Firm Level Response Competition will drive restructuring and relocation of production (towards Asia) –To take advantage of new opportunities –Complicated by high levels of exchange rate instability Competition will also drive focus on new market opportunities
Prospects For Global Economy These economic problems are likely to lead to a long period of malaise: –Not recession –But not robust growth either –Other factors contributing to poor economic performance —oil, exchange rate instability, continuing fears of terrorism –No return to boom of 90s Explains lack of euphoria in spite of strong growth in 2004 –2005 will be weaker –Strongest growth in China and India, not in advanced industrial countries (Europe, Japan, U.S.)
New Market Opportunities Telecom sector at forefront of innovation New economy will no longer be new –But new ideas have not yet been thoroughly disseminated, absorbed and utilized New products will be taken up more by young and more “innovation” minded, technically sophisticated people –Leading to shift in market towards Asia –Evident in dissemination of picture phones –But in all markets, there will be an increase in sophistication
Global Rules Of The Game Especially important in telecom Legacy of regulations Importance of intellectual property And industry standards Global rules of the game have traditionally been set largely by the U.S., together with Europe, with others coerced and cajoled to go along

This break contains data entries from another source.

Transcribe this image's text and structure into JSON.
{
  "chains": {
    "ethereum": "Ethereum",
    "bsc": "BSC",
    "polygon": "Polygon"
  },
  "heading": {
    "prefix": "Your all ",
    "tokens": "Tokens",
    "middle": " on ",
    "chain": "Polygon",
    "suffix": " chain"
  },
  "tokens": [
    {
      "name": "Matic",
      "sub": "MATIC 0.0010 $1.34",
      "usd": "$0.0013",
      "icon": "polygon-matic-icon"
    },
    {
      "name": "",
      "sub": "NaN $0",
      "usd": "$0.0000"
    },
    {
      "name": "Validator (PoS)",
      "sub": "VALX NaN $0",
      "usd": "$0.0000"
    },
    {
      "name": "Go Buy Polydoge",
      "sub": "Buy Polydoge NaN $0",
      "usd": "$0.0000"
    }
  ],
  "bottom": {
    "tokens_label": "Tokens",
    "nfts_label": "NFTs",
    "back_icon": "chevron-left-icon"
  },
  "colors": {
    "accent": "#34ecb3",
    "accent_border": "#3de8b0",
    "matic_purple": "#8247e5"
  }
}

But the developing countries are beginning to resist –Development round of trade –Thrust for pro-development IPR discussions at WIPO And there is increasing divisions within the developed world about what should be the rules of the game Global Rules Of The Game

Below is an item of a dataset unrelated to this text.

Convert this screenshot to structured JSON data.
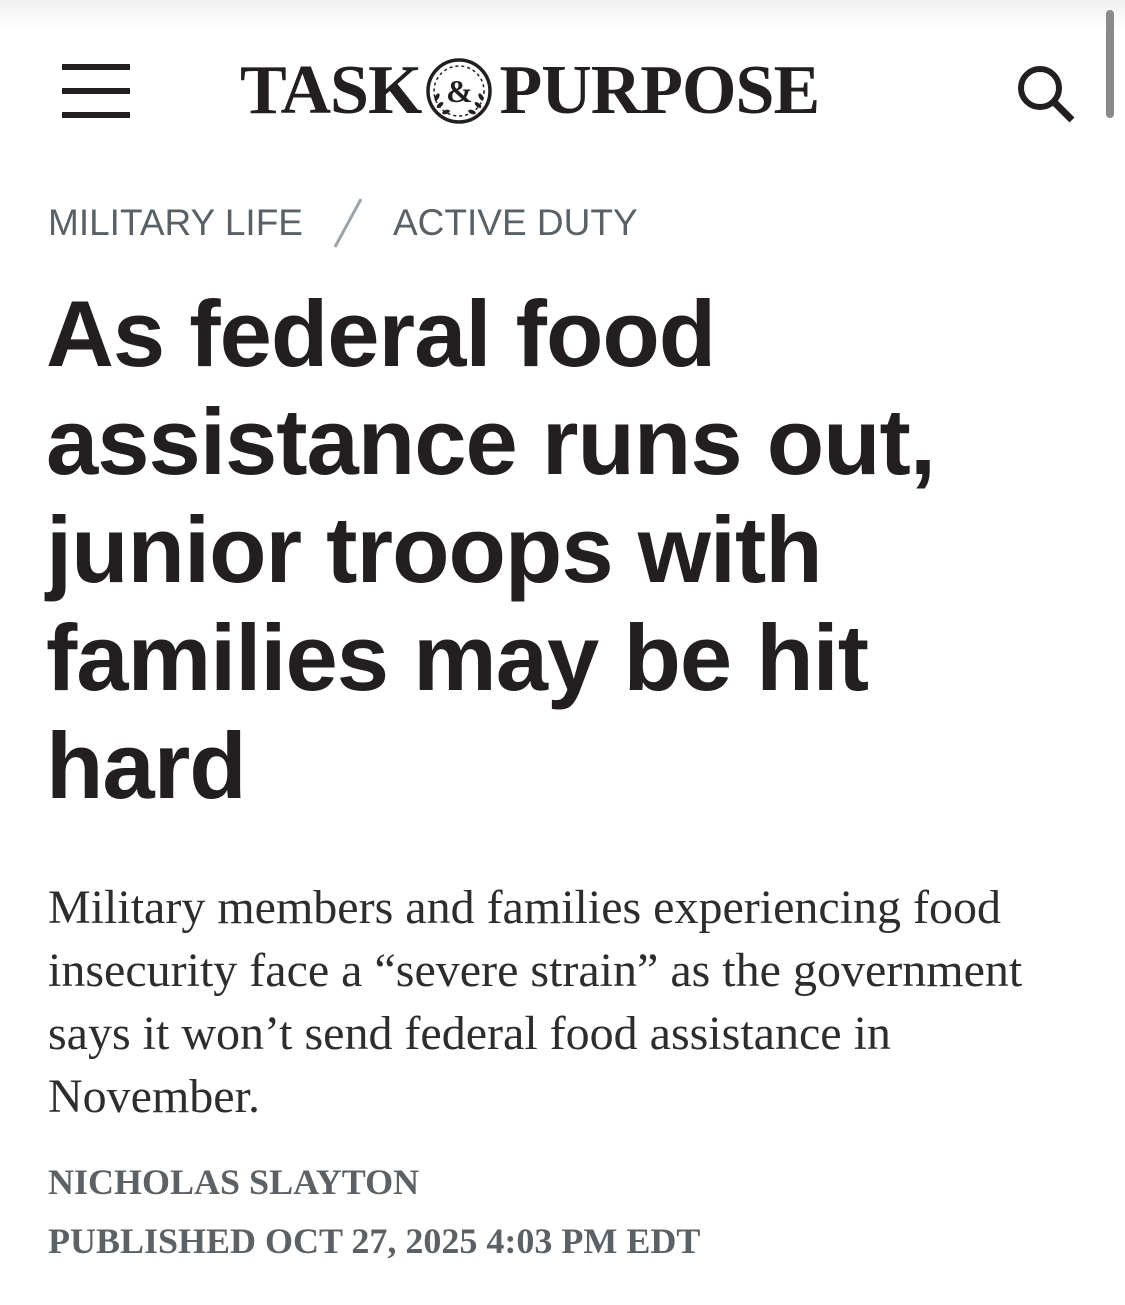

Intellectual Property Rights Mantra had been: “the stronger the better” –Major source of rents for the developed countries –Justified by importance of incentives –Some hypocrisy—wanted to use patents of others Economic theory and history challenge this stance as the best way to promote innovation –High costs (inefficiencies associated with monopoly) –With questionable benefits –Innovation may even be slowed Patent thickets –Globally, access to life saving medicines, bio- piracy raise further questions
But now, even in the developed world, questions being raised - Monopoly power may impede innovation (Microsoft) –Success of ‘open source’ systems –Casts cost-benefit balance in question –New paradigm Similar questions being raised about standards –Current arrangements may force China and others to establish their own standards, fragmenting global economy –Motivating Brazil, others to embrace open source technology Intellectual Property Rights

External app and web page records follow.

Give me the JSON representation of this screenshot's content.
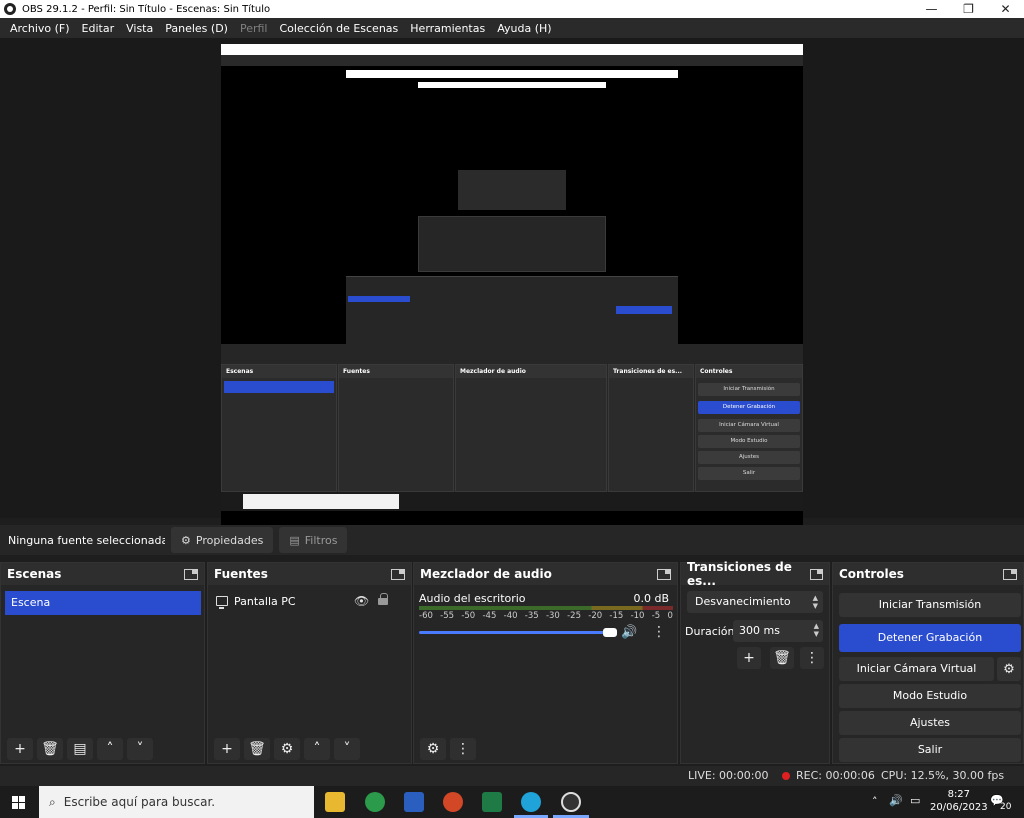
{
  "window": {
    "title": "OBS 29.1.2 - Perfil: Sin Título - Escenas: Sin Título",
    "controls": [
      "minimize",
      "maximize",
      "close"
    ]
  },
  "menubar": {
    "items": [
      {
        "label": "Archivo (F)",
        "enabled": true
      },
      {
        "label": "Editar",
        "enabled": true
      },
      {
        "label": "Vista",
        "enabled": true
      },
      {
        "label": "Paneles (D)",
        "enabled": true
      },
      {
        "label": "Perfil",
        "enabled": false
      },
      {
        "label": "Colección de Escenas",
        "enabled": true
      },
      {
        "label": "Herramientas",
        "enabled": true
      },
      {
        "label": "Ayuda (H)",
        "enabled": true
      }
    ]
  },
  "source_bar": {
    "no_source": "Ninguna fuente seleccionada",
    "properties": "Propiedades",
    "filters": "Filtros"
  },
  "scenes": {
    "title": "Escenas",
    "items": [
      "Escena"
    ],
    "selected": 0
  },
  "sources": {
    "title": "Fuentes",
    "items": [
      {
        "name": "Pantalla PC",
        "visible": true,
        "locked": false
      }
    ]
  },
  "mixer": {
    "title": "Mezclador de audio",
    "track_name": "Audio del escritorio",
    "db": "0.0 dB",
    "scale": [
      "-60",
      "-55",
      "-50",
      "-45",
      "-40",
      "-35",
      "-30",
      "-25",
      "-20",
      "-15",
      "-10",
      "-5",
      "0"
    ],
    "volume": 0.97
  },
  "transitions": {
    "title": "Transiciones de es...",
    "selected": "Desvanecimiento",
    "duration_label": "Duración",
    "duration": "300 ms"
  },
  "controls": {
    "title": "Controles",
    "start_stream": "Iniciar Transmisión",
    "stop_record": "Detener Grabación",
    "start_virtualcam": "Iniciar Cámara Virtual",
    "studio_mode": "Modo Estudio",
    "settings": "Ajustes",
    "exit": "Salir"
  },
  "status": {
    "live": "LIVE: 00:00:00",
    "rec": "REC: 00:00:06",
    "cpu": "CPU: 12.5%, 30.00 fps"
  },
  "taskbar": {
    "search_placeholder": "Escribe aquí para buscar.",
    "time": "8:27",
    "date": "20/06/2023",
    "notification_count": "20"
  },
  "colors": {
    "accent": "#2a4ccf",
    "background": "#1e1e1e",
    "panel": "#262626",
    "rec_dot": "#e02020"
  }
}
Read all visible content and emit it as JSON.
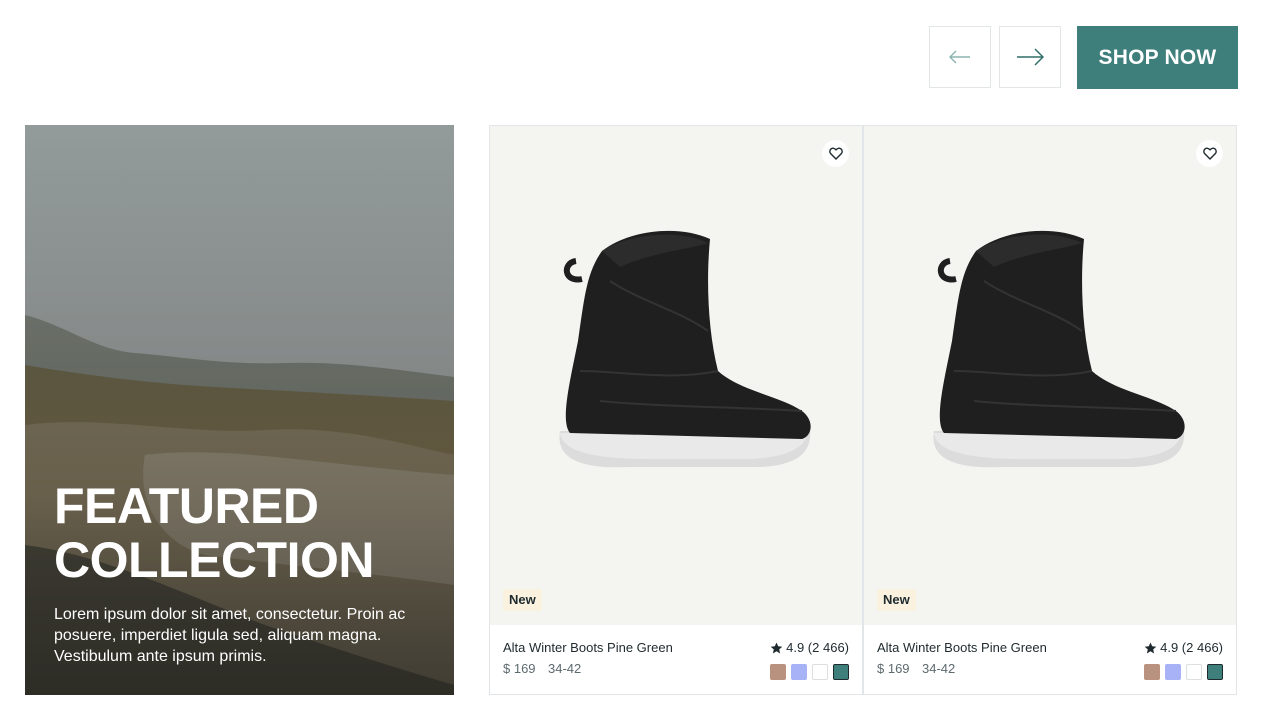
{
  "header": {
    "prev_label": "previous",
    "next_label": "next",
    "shop_now": "SHOP NOW"
  },
  "featured": {
    "title_line1": "FEATURED",
    "title_line2": "COLLECTION",
    "description": "Lorem ipsum dolor sit amet, consectetur. Proin ac posuere, imperdiet ligula sed, aliquam magna. Vestibulum ante ipsum primis."
  },
  "products": [
    {
      "badge": "New",
      "name": "Alta Winter Boots Pine Green",
      "rating": "4.9 (2 466)",
      "price": "$ 169",
      "sizes": "34-42",
      "swatches": [
        "#b8927f",
        "#a7b2f7",
        "#ffffff",
        "#3f7f7b"
      ]
    },
    {
      "badge": "New",
      "name": "Alta Winter Boots Pine Green",
      "rating": "4.9 (2 466)",
      "price": "$ 169",
      "sizes": "34-42",
      "swatches": [
        "#b8927f",
        "#a7b2f7",
        "#ffffff",
        "#3f7f7b"
      ]
    }
  ],
  "colors": {
    "accent": "#3e7f7b",
    "badge_bg": "#fbf1df",
    "card_bg": "#f4f4f1"
  }
}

Key Determinants of Success Success has always entailed trying to shape, understand, and take advantage of “regulatory” environment –Will continue to be case in future –But will be more complex, politically and economically –Huge risks and uncertainties about future directions of global economy require diversified approaches –But among approaches that one will have to deal with are those entailing more openness, less protection, more competition Even in areas where market forces themselves in the past have limited competition
More broadly, success has always entailed combining “local” and “global” knowledge –In spite of globalization, there remain large differences across markets, especially in terms of taste and preferences (both on demand and supply sides) Key Determinants of success
Concluding Comments Telecom sector is a driver of change Telecom sector is driven by change There are likely to be huge changes in global landscape –Technology –Integration of Asia into the global economy This talk has outlined some of the directions of those changes and their consequences But even the best of crystal balls is cloudy Adaptability, nimbleness and combining local and global knowledge will be required above all else